her daughter and her family raise her granddaughter Sophie.

She struggles while watching Sophie grow up in this culture

and wishes to discipline her the way a proper Chinese girl

is raised. This brings conflict between the grandmother and

her daughter, Sophie’s mother. The two women argue and

eventually have very little involvement in each other’s

lives. The idea of conflict between mother and daughter is

seen in other stories. In “A Short Story” a grown woman has

decided to visit her mother and step-father. She is going

back to visit and she is dreading it. She even takes drugs

in order to mellow herself out for this occasion. When she

gets to the house she sees her mother and the step-father

whom she hates. This story ends quite a lot worse than the

mother and daughter not communicating or being involved in
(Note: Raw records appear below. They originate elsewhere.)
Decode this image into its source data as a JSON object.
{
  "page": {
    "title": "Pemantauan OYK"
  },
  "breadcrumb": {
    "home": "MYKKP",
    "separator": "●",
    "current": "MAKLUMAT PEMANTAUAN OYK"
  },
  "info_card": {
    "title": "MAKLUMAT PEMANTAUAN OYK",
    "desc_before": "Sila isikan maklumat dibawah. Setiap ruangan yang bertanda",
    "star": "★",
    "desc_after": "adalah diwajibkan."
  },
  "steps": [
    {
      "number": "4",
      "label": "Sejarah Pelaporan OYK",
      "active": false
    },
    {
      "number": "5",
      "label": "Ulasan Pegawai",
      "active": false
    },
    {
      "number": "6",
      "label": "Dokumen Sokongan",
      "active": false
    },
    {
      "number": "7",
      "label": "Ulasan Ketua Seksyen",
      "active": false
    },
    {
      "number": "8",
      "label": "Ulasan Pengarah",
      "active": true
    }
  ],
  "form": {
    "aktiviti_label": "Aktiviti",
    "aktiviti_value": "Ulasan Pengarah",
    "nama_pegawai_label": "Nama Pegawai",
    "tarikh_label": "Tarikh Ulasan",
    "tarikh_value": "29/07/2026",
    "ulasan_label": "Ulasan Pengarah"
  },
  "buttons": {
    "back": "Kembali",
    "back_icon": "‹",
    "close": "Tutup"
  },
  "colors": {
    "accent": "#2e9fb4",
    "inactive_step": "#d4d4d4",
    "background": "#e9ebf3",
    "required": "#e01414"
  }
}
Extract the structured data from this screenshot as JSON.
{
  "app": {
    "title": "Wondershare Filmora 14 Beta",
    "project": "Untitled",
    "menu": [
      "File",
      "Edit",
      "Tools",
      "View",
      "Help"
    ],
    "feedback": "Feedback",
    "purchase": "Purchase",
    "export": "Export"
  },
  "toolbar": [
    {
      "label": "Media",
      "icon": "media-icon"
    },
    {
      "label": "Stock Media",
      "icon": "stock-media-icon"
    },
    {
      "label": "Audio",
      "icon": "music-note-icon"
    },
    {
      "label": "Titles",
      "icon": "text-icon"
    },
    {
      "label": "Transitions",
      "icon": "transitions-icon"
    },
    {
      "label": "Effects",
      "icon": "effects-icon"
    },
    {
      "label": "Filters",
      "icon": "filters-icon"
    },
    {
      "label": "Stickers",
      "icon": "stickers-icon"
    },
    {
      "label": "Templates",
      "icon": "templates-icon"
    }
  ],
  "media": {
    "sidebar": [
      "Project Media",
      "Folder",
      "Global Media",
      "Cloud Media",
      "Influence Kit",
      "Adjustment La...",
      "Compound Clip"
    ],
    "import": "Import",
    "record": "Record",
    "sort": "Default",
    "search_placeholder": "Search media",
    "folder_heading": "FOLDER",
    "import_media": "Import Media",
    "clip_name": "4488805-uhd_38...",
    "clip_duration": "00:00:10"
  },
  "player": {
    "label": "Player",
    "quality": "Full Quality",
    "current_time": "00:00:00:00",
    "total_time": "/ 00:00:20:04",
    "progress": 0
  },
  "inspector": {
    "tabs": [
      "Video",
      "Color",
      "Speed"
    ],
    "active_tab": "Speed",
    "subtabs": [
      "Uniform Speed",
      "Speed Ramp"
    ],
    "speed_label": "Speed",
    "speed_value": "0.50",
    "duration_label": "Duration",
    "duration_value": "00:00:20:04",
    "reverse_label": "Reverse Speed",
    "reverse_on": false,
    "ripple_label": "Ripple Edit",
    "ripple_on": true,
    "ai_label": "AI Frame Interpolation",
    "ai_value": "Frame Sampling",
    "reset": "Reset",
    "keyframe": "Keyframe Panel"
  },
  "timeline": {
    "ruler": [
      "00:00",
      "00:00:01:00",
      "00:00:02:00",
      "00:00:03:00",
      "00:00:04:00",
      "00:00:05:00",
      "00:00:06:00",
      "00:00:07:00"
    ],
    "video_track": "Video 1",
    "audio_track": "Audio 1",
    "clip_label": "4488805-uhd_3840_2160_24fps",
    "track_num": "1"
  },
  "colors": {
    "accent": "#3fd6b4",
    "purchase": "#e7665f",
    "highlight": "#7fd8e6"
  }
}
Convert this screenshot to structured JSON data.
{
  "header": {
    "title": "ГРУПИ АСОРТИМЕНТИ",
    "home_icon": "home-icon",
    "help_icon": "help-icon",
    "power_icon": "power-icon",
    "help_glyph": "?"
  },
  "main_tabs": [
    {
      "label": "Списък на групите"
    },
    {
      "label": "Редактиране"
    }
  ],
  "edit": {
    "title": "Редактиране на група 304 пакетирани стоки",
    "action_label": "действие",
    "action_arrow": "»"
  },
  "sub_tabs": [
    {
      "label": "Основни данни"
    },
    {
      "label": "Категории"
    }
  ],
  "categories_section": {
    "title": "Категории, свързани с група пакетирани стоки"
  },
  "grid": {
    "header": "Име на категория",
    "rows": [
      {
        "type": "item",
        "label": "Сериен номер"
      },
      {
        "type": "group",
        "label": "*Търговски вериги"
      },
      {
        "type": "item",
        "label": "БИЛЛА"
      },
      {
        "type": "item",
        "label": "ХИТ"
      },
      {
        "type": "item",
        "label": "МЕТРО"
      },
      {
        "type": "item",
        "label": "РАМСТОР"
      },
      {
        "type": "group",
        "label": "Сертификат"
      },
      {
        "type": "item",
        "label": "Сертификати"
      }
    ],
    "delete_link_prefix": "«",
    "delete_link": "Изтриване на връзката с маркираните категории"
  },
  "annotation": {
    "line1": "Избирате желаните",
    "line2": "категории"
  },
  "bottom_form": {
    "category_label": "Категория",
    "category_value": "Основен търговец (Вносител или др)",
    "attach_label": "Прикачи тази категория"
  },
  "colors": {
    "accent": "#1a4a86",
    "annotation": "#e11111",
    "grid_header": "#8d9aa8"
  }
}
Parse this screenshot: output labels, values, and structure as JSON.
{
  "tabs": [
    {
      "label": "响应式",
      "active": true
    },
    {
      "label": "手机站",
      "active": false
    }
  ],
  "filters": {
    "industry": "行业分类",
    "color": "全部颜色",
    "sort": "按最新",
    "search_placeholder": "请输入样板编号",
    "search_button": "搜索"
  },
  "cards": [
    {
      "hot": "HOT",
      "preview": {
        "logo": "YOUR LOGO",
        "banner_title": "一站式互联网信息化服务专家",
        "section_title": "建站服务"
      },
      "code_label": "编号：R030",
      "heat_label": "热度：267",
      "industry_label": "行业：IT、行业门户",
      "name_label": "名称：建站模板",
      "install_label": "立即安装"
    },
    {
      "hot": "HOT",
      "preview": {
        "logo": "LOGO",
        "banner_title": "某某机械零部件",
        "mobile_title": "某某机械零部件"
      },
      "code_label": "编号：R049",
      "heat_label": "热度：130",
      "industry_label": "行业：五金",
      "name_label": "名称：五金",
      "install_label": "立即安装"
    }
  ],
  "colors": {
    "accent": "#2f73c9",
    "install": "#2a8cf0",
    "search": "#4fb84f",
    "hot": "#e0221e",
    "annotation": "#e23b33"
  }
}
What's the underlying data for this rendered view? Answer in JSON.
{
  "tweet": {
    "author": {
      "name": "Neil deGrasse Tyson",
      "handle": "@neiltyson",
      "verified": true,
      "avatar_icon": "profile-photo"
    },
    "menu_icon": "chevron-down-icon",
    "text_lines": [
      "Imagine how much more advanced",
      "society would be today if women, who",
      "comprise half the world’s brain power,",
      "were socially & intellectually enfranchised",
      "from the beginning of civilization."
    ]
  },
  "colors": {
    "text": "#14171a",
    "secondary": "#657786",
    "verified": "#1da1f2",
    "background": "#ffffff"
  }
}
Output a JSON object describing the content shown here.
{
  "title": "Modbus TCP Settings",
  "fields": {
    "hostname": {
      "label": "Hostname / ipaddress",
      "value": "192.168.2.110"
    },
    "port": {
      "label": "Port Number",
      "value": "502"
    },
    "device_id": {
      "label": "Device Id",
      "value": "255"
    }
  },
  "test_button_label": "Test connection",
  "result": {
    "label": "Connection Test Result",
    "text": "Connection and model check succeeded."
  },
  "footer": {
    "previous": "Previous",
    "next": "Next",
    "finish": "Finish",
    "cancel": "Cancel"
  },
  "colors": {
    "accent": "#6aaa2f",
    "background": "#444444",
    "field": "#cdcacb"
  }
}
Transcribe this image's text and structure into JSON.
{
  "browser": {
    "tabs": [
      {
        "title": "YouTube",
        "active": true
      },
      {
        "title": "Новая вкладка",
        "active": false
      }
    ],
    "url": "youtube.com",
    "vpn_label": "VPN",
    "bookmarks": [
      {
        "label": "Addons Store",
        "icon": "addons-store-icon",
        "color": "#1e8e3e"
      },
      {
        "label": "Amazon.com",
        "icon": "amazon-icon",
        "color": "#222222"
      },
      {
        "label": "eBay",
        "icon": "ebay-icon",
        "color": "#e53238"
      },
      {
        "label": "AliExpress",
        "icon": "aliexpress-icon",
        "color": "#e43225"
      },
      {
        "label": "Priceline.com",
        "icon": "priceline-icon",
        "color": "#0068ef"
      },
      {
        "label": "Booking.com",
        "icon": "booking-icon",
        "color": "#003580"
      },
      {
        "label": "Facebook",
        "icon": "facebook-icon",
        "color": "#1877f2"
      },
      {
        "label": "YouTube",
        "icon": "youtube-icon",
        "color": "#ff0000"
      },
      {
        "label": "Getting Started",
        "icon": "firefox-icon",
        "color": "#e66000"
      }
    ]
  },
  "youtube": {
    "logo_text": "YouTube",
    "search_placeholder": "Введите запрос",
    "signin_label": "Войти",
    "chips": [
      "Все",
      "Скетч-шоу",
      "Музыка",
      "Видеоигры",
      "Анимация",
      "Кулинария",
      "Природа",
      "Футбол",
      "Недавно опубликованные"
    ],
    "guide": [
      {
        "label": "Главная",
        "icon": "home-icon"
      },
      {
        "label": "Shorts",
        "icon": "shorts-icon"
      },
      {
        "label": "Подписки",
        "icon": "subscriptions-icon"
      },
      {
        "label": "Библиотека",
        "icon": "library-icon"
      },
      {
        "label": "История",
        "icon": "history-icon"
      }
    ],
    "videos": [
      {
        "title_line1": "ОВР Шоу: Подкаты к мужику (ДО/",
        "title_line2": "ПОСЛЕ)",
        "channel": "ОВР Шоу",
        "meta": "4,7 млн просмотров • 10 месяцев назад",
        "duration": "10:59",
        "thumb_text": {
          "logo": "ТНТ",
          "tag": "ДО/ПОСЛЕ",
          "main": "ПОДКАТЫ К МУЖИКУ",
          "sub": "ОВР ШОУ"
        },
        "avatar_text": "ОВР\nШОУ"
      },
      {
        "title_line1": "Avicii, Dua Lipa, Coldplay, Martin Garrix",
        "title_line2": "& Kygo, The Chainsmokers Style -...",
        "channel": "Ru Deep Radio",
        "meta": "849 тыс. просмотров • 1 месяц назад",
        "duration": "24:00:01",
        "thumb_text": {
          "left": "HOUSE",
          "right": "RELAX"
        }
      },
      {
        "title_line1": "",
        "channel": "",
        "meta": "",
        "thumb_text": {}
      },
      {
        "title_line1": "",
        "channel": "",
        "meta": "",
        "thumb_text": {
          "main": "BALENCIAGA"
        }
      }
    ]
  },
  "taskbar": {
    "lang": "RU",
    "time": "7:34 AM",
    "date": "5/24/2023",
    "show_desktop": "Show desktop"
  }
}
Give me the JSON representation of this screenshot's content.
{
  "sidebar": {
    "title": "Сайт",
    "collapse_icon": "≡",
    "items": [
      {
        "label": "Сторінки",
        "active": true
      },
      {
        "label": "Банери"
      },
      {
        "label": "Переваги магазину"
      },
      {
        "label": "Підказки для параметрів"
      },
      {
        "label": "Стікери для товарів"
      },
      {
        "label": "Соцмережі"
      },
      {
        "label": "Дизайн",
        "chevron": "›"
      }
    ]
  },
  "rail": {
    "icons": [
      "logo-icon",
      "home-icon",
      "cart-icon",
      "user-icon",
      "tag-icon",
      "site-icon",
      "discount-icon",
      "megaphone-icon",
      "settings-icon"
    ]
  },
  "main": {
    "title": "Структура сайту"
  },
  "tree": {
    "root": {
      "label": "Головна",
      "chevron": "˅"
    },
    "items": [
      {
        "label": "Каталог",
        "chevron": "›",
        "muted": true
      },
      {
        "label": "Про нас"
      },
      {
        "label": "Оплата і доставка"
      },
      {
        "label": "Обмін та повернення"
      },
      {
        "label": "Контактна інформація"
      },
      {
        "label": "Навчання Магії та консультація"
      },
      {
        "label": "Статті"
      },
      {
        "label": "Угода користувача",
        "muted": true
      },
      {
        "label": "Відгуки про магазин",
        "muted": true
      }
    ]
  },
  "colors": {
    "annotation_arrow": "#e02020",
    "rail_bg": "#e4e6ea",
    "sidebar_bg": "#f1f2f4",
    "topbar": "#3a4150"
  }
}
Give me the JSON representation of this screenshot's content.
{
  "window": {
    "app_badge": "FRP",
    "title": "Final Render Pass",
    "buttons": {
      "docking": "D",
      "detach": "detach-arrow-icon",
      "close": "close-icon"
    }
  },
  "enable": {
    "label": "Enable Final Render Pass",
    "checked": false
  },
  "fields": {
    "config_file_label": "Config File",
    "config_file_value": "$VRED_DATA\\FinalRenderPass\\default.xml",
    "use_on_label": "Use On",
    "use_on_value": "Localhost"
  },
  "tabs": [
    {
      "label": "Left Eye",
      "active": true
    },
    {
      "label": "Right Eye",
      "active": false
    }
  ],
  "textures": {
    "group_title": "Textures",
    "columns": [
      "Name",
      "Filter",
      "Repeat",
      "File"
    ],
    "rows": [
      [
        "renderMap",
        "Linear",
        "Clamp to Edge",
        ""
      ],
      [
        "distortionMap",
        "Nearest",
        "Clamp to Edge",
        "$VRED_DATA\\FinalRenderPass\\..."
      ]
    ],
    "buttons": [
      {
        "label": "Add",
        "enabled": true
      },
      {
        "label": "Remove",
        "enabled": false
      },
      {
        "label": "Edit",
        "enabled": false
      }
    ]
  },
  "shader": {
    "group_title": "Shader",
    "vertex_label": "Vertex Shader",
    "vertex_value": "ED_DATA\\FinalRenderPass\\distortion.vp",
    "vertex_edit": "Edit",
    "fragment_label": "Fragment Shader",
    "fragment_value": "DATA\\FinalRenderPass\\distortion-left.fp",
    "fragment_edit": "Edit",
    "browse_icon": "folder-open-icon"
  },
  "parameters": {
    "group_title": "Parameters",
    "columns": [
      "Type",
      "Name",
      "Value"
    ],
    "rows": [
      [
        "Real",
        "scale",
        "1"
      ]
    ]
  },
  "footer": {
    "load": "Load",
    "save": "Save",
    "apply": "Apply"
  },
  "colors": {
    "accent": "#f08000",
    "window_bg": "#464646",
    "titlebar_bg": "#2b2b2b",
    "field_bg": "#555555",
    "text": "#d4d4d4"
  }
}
each other’s lives. Instead, the daughter kills her mother,

to either save her from a boring life with this horrible

man, or just out of spite for a bad life. These stories
both deal with relationships between mothers and daughters,

even though they are very different.

    In “Who’s Irish” the grandmother states “In China,

daughter take care of mother. Here it is the other way

around. Mother help daughter; mother ask, Anything else I

can do? Otherwise daughter complain mother is not

supportive. I tell daughter, We do not have this word in

Chinese, supportive” (Jen 179). Here we see that she is

struggling to become accustomed to the way American family

works. In America people are selfish, and we see in this

story that Natalie, the daughter, expects her mom to do as

much for her as she can, and not to interfere with her way

of discipline at the same time. She does not respect her

mother’s culture and has completely abandoned her customs

and cultures. This type of mother daughter relationship we

don’t see. Instead both mother and daughter have issues

with each other. It is more as though the daughter is angry

at her mother for marrying this man, who she obviously

dislikes greatly. However, the mother is dead set on

defending herself and her husband by stating “I chose him”

(Bowering 543). She is content in living a monotonous life

of television re-runs and being her husband’s maid. Donna

has become tired of being the one that is cast aside for

her mother to ignore her for her new husband. She isn’t
able to accept her mother in this role and decided to take

her out of the picture all together by killing her.

    In “A Short Story” we do see that Donna loves her

mother very much, but isn’t willing, or able to adjust to

the idea of her step-father. The story states “Donna wanted

to be with her mother, and especially because she never

wrote letters home. She did not even imagine writing “Mrs.

A Jacobsen” on an envelope. She felt as if, yes, she still

loved her mother, that strange older woman in polyester

slacks, though they had not once spoken to each other on

the telephone since Jacobsen had mounted her as his casual

season’s trophy” (Bowering 544). In contrast to “Who’s

Irish” we don’t see this problem with the husband as

clearly, although we do see that the grandmother has a

slight issue with John because he is lazy and doesn’t help

support the family financially or help take care of Sophie.

“Who’s Irish” doesn’t show this violence and anger like “A

Short Story”, although it does have some, where the

grandmother spanks little Sophie and then hurts her with

the stick while trying to get her to come out of the hole

at the park. Obviously Donna lived a very depressing and

messed up life in order for her to blow her mother’s face

off, trying to save her from her new husband.
    The two stories aren’t very similar in the way they

depict mother and daughter relationships. One shows the

mother and daughter having differences and difficulties

dealing with Sophie, whereas the other story shows a mother

and daughter who love each other very much being torn apart

because of a man. Unfortunately “A Short Story” ends very

dramatically and traumatically with Donna killing her

mother, most likely to save her from the life she was

living. Donna then went into the woods and we think

possibly killed herself. It is universally known that kids

and parents have their issues and it is common for mothers

and daughters to fight. These stories just happen to show

extreme cases of this, where the relationships are ended.